It’s still hard for me to talk about Tom. He was one of my dearest friends and his death was a hammer blow for me and so many who loved him. I spent so many nights with him in his flat, ‘the bunker’, listening to his amazing record collection – he was the king of obscurante. Bizarre Italian soundtracks, Hauntology, field recording, Jazz, or that cult artist who was brilliant but who never quite made it through for one reason or another. Not too long ago we had a Miles Davis binge. We’d drink wine and listen on his beautifully calibrated 4-way speaker set up. Lose ourselves in the music. Or talk about art and music and books. I sort of forget how famous or he was, how important he was to the European avant-garde electronic music scene. He was just one of my most cherished friends. Always there for me and I miss him terribly.
AMCA have been at the forefront of the Balearic sound for three decades now. Sadly we also lost another legend recently, Jose Padilla. Do you have any classic ‘Padilla in Ibiza’ stories you can share with us?
I hadn’t seen him for a long time. He was often off the island when I was there in recent times but we did have a lot of happy times with him back in the 90s. I don’t know why, because it has nothing to do with music, but I remember him taking me to a quiet little family restaurant by the quarry in Ibiza for breakfast after a long night out. He ordered for me and I was eating this delicious broth but poking at some unidentifiable meat in it. He lifted it up with his fork and it was a pigs face. Snout, eye-socket the lot. I’m not generally squeamish but it really made him laugh to see me shudder at it. Pig-face soup. His death made us all think of the good times we shared with him, and of how important he was musically.

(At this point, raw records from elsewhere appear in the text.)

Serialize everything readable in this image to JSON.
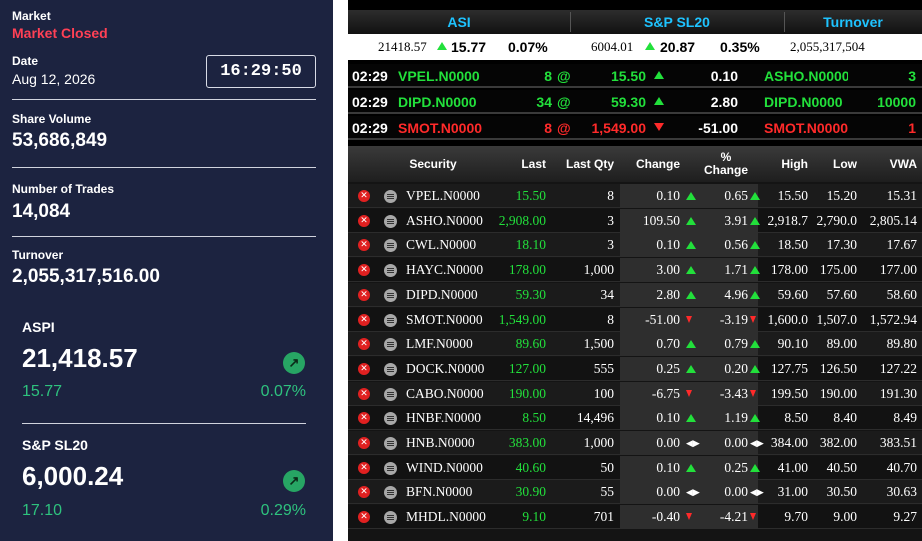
{
  "summary": {
    "market_label": "Market",
    "market_status": "Market Closed",
    "date_label": "Date",
    "date_value": "Aug 12, 2026",
    "clock": "16:29:50",
    "share_volume_label": "Share Volume",
    "share_volume": "53,686,849",
    "trades_label": "Number of Trades",
    "trades": "14,084",
    "turnover_label": "Turnover",
    "turnover": "2,055,317,516.00"
  },
  "indices": [
    {
      "name": "ASPI",
      "value": "21,418.57",
      "change": "15.77",
      "pct": "0.07%",
      "direction": "up-arrow-icon"
    },
    {
      "name": "S&P SL20",
      "value": "6,000.24",
      "change": "17.10",
      "pct": "0.29%",
      "direction": "up-arrow-icon"
    }
  ],
  "ticker_header": {
    "asi": "ASI",
    "sp": "S&P SL20",
    "turnover": "Turnover"
  },
  "ticker_values": {
    "asi_value": "21418.57",
    "asi_change": "15.77",
    "asi_pct": "0.07%",
    "sp_value": "6004.01",
    "sp_change": "20.87",
    "sp_pct": "0.35%",
    "turnover": "2,055,317,504"
  },
  "trades_feed": [
    {
      "time": "02:29",
      "symbol": "VPEL.N0000",
      "qty": "8",
      "at": "@",
      "price": "15.50",
      "dir": "up",
      "change": "0.10",
      "symbol2": "ASHO.N0000",
      "qty2": "3",
      "color": "#22e03b",
      "color2": "#22e03b"
    },
    {
      "time": "02:29",
      "symbol": "DIPD.N0000",
      "qty": "34",
      "at": "@",
      "price": "59.30",
      "dir": "up",
      "change": "2.80",
      "symbol2": "DIPD.N0000",
      "qty2": "10000",
      "color": "#22e03b",
      "color2": "#22e03b"
    },
    {
      "time": "02:29",
      "symbol": "SMOT.N0000",
      "qty": "8",
      "at": "@",
      "price": "1,549.00",
      "dir": "down",
      "change": "-51.00",
      "symbol2": "SMOT.N0000",
      "qty2": "1",
      "color": "#ff2a2a",
      "color2": "#ff2a2a"
    }
  ],
  "table": {
    "headers": {
      "security": "Security",
      "last": "Last",
      "last_qty": "Last Qty",
      "change": "Change",
      "pct_change": "% Change",
      "high": "High",
      "low": "Low",
      "vwa": "VWA"
    },
    "rows": [
      {
        "security": "VPEL.N0000",
        "last": "15.50",
        "last_qty": "8",
        "change": "0.10",
        "pct": "0.65",
        "dir": "up",
        "high": "15.50",
        "low": "15.20",
        "vwa": "15.31"
      },
      {
        "security": "ASHO.N0000",
        "last": "2,908.00",
        "last_qty": "3",
        "change": "109.50",
        "pct": "3.91",
        "dir": "up",
        "high": "2,918.7",
        "low": "2,790.0",
        "vwa": "2,805.14"
      },
      {
        "security": "CWL.N0000",
        "last": "18.10",
        "last_qty": "3",
        "change": "0.10",
        "pct": "0.56",
        "dir": "up",
        "high": "18.50",
        "low": "17.30",
        "vwa": "17.67"
      },
      {
        "security": "HAYC.N0000",
        "last": "178.00",
        "last_qty": "1,000",
        "change": "3.00",
        "pct": "1.71",
        "dir": "up",
        "high": "178.00",
        "low": "175.00",
        "vwa": "177.00"
      },
      {
        "security": "DIPD.N0000",
        "last": "59.30",
        "last_qty": "34",
        "change": "2.80",
        "pct": "4.96",
        "dir": "up",
        "high": "59.60",
        "low": "57.60",
        "vwa": "58.60"
      },
      {
        "security": "SMOT.N0000",
        "last": "1,549.00",
        "last_qty": "8",
        "change": "-51.00",
        "pct": "-3.19",
        "dir": "down",
        "high": "1,600.0",
        "low": "1,507.0",
        "vwa": "1,572.94"
      },
      {
        "security": "LMF.N0000",
        "last": "89.60",
        "last_qty": "1,500",
        "change": "0.70",
        "pct": "0.79",
        "dir": "up",
        "high": "90.10",
        "low": "89.00",
        "vwa": "89.80"
      },
      {
        "security": "DOCK.N0000",
        "last": "127.00",
        "last_qty": "555",
        "change": "0.25",
        "pct": "0.20",
        "dir": "up",
        "high": "127.75",
        "low": "126.50",
        "vwa": "127.22"
      },
      {
        "security": "CABO.N0000",
        "last": "190.00",
        "last_qty": "100",
        "change": "-6.75",
        "pct": "-3.43",
        "dir": "down",
        "high": "199.50",
        "low": "190.00",
        "vwa": "191.30"
      },
      {
        "security": "HNBF.N0000",
        "last": "8.50",
        "last_qty": "14,496",
        "change": "0.10",
        "pct": "1.19",
        "dir": "up",
        "high": "8.50",
        "low": "8.40",
        "vwa": "8.49"
      },
      {
        "security": "HNB.N0000",
        "last": "383.00",
        "last_qty": "1,000",
        "change": "0.00",
        "pct": "0.00",
        "dir": "eq",
        "high": "384.00",
        "low": "382.00",
        "vwa": "383.51"
      },
      {
        "security": "WIND.N0000",
        "last": "40.60",
        "last_qty": "50",
        "change": "0.10",
        "pct": "0.25",
        "dir": "up",
        "high": "41.00",
        "low": "40.50",
        "vwa": "40.70"
      },
      {
        "security": "BFN.N0000",
        "last": "30.90",
        "last_qty": "55",
        "change": "0.00",
        "pct": "0.00",
        "dir": "eq",
        "high": "31.00",
        "low": "30.50",
        "vwa": "30.63"
      },
      {
        "security": "MHDL.N0000",
        "last": "9.10",
        "last_qty": "701",
        "change": "-0.40",
        "pct": "-4.21",
        "dir": "down",
        "high": "9.70",
        "low": "9.00",
        "vwa": "9.27"
      }
    ]
  },
  "colors": {
    "up": "#22e03b",
    "down": "#ff2a2a",
    "accent": "#1ec3ff",
    "closed": "#ff4055",
    "panel": "#1c2340"
  }
}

2020 has been quite an extraordinary year so far. How has life been for you during the pandemic and what have you been listening to?

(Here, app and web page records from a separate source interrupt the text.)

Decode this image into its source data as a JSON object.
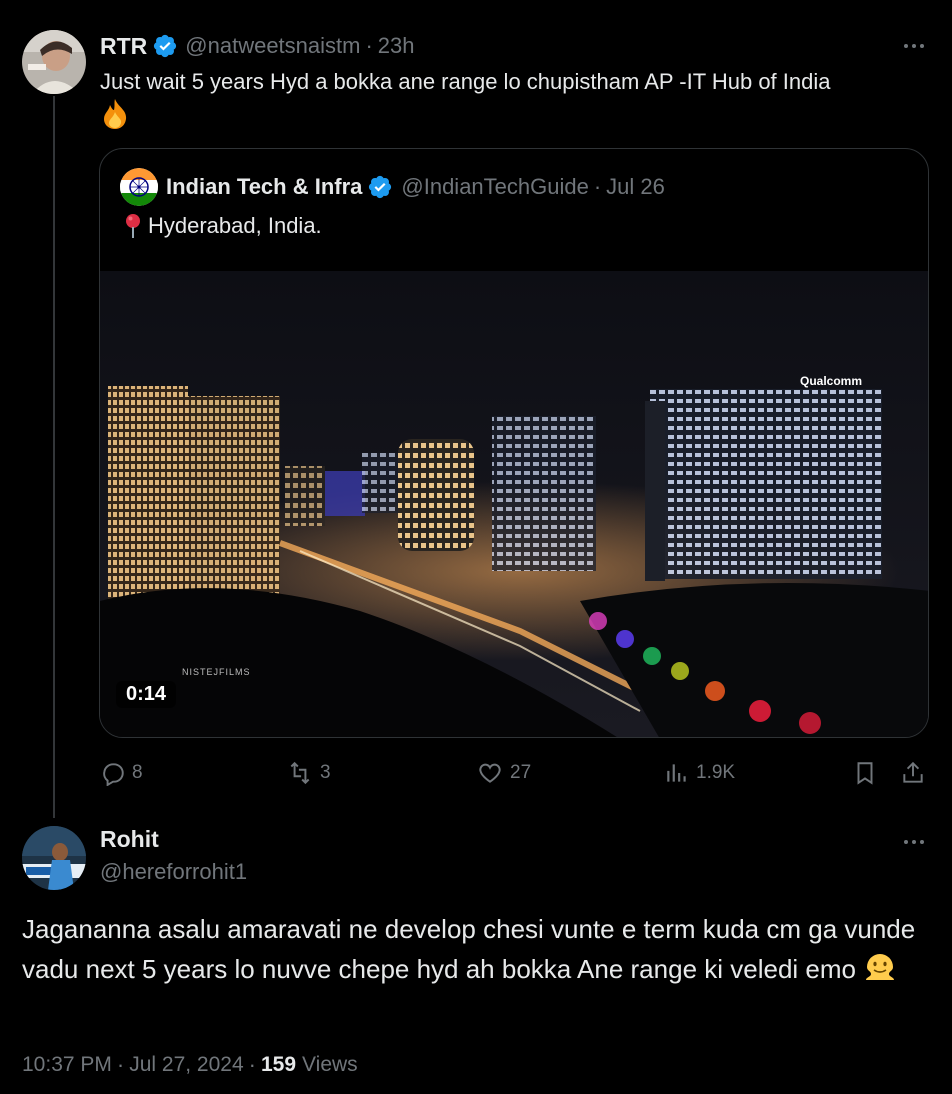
{
  "tweet1": {
    "name": "RTR",
    "handle": "@natweetsnaistm",
    "separator": "·",
    "time": "23h",
    "text": "Just wait 5 years Hyd a bokka ane range lo chupistham AP -IT Hub  of India",
    "emoji": "fire-emoji"
  },
  "quote": {
    "name": "Indian Tech & Infra",
    "handle": "@IndianTechGuide",
    "separator": "·",
    "date": "Jul 26",
    "text": "Hyderabad, India.",
    "video": {
      "duration": "0:14",
      "watermark": "NISTEJFILMS",
      "sign": "Qualcomm"
    }
  },
  "actions": {
    "replies": "8",
    "reposts": "3",
    "likes": "27",
    "views": "1.9K"
  },
  "tweet2": {
    "name": "Rohit",
    "handle": "@hereforrohit1",
    "text": "Jagananna asalu amaravati ne develop chesi vunte  e term kuda cm ga vunde vadu next 5 years lo nuvve chepe hyd ah bokka Ane range ki veledi emo",
    "emoji": "melting-face-emoji",
    "time": "10:37 PM",
    "separator": "·",
    "date": "Jul 27, 2024",
    "views_count": "159",
    "views_label": "Views"
  },
  "colors": {
    "background": "#000000",
    "text": "#e7e9ea",
    "muted": "#71767b",
    "verified": "#1d9bf0",
    "border": "#2f3336"
  }
}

Yes, a very strange and challenging year. Sometimes you feel so boxed in. Life has contracted for so many of us. Tbh I found it hard to listen to music at all at first. Like I had PTSD and any music simply reminded me of the trauma, the loss. But that subsided and I suppose I found music to match the moods that washed over me as I mentioned above. And in truth the whole thing made me appreciate my good fortune – my family, my friends, my work, the fact that I haven’t gone completely mad or completely broke, or facing those kinds of challenges as so many people are.
Is there anything else coming out of the AMCA camp in the coming months that we can look forward to?
Well, we have Part 2 of the album coming out soon and we’ve made a movie to go with it! It’s – what shall we call it – an abstract documentary? People often ask us where we went when we stopped releasing as A Man Called Adam for a while. We had a mad studio in Cornwall and went to China and a bunch of other stuff and so we pieced together of all the old home movies and footage and a/v experiments we’ve shot over the years – a friend said: “it’s like being allowed into the room with you”. We’ve also collaborated with the artist Craig Riddums on a beautiful zine and some lovely merch stuff. So plenty to come!